But a closer look uncovered a much more intricate structure than the proton, neutron, and electron could create on their own. In 1929, Ernest O. Lawrence built the first circular particle accelerator, which measured a mere 5 inches around. Delighted by his intriguing new tool, Lawrence began using it to explore the vast uncharted territory of the subatomic scale. Scientists quickly discovered new particles. Some, such as the muon, were related to the electron; others, like quarks, were later found to be the constituent bits of protons and neutrons. These new particles triggered a worldwide feeding frenzy, and physicists began constructing ever-larger accelerators to probe progressively deeper into the subatomic world. Fermilab and CERN (the European Organization for Nuclear Research, located near Geneva) emerged as the two heavyweights on the scene and have been alternating discoveries ever since (see "Subatomic Scorecard").
Eventually, physicists constructed a theory known as the Standard Model, which is still in place today. The Standard Model lists all the fundamental fragments of the universe and describes the laws that govern their interactions. The culmination of 100 years of effort by thousands of the world's top minds, the Standard Model reduces the fundamental building blocks of the universe to a set of rules basic enough to fit on a T-shirt. That's just the kind of order and simplicity that physicists love. "What it boils down to, this chaotic world, is very few things," proclaims Harry Weerts, an experimental physicist at Fermilab.
But there's a catch: The Standard Model predicts that there should be a Higgs boson-without it, everything in the universe would be weightless. There would be no stars, or planets, or people, because everything would be flying through the universe at the speed of light. "All things out there get their mass from the Higgs," explains Hill. According to Peter Jenni, a spokesman for a CERN experiment, physicists need the Higgs to explain what to a regular person might seem obvious enough: Things have mass.

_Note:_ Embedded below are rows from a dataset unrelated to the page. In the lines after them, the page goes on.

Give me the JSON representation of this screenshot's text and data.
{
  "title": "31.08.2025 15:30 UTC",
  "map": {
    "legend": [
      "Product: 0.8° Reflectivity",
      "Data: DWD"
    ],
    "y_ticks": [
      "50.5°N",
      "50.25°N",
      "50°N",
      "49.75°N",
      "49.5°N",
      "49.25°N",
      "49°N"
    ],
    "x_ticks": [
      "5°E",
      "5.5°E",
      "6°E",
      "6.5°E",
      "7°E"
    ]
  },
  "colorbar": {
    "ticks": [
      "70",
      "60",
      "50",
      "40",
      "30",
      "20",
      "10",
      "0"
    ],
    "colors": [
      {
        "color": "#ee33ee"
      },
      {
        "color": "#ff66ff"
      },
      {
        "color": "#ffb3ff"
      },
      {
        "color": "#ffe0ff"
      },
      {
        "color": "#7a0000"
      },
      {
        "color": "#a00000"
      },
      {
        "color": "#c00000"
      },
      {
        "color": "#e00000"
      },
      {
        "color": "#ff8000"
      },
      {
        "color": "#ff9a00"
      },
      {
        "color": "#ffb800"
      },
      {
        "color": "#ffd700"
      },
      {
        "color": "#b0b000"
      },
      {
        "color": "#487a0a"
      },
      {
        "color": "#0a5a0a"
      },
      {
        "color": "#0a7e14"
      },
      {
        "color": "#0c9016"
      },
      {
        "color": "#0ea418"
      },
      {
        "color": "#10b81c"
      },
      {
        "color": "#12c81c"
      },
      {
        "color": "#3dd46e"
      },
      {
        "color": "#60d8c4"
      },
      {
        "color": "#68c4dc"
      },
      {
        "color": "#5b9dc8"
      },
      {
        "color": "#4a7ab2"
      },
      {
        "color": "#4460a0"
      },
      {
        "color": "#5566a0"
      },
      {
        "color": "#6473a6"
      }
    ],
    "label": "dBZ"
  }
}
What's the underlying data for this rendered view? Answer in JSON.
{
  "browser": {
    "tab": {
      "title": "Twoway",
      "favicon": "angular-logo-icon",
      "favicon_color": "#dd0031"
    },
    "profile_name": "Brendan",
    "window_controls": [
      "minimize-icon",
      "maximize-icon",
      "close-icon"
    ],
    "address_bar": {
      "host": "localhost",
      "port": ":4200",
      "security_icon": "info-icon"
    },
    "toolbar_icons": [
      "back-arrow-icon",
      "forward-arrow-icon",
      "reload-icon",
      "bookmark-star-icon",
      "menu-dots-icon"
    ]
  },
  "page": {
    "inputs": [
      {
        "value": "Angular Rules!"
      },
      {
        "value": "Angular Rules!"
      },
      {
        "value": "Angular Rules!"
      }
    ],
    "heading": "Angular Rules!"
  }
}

But finding the Higgs boson has been problematic. Unlike many of its elementary cousins, the Higgs doesn't normally appear as a distinct particle. Instead, it usually takes the form of an ethereal field, an invisible vapor that pervades all space.
There's a Higgs field right now between your nose and this page, just as there's one occupying the farthest reaches of the universe.
The Higgs field exerts more drag on some particles than on others. The more affected a particle is by the Higgs, the more weight, or mass, it possesses. Hill likens the Higgs field to the ocean, whose currents make movement tough for some creatures but not for others. "For example, you have a jellyfish that moves kind of slowly," Hill explains. "That's like the analogue of the top quark," the most massive particle known. The electron, by contrast, a very light particle, "is like a little fish that can dart around." David Miller, a physicist at University College London, has another metaphor for the Higgs field: celebrity. Imagine a party at which Madonna is a guest. Due to the hordes of clamoring fans, she finds it difficult to move around freely. Madonna is the equivalent of a heavy particle, preferentially slowed by the Higgs field. Meanwhile, a regular partygoer is like a light particle-with no papa-razzi to drag her down, she can breeze straight to the buffet.
To find the Higgs boson, scientists must first tease it out of the Higgs field. Just as a cloud forms raindrops only when conditions are right, a Higgs boson condenses out of the Higgs field only when enough energy is present. That's why particle accelerators boost protons and antiprotons to such unthinkable speeds: to concentrate as much energy as possible in a small space.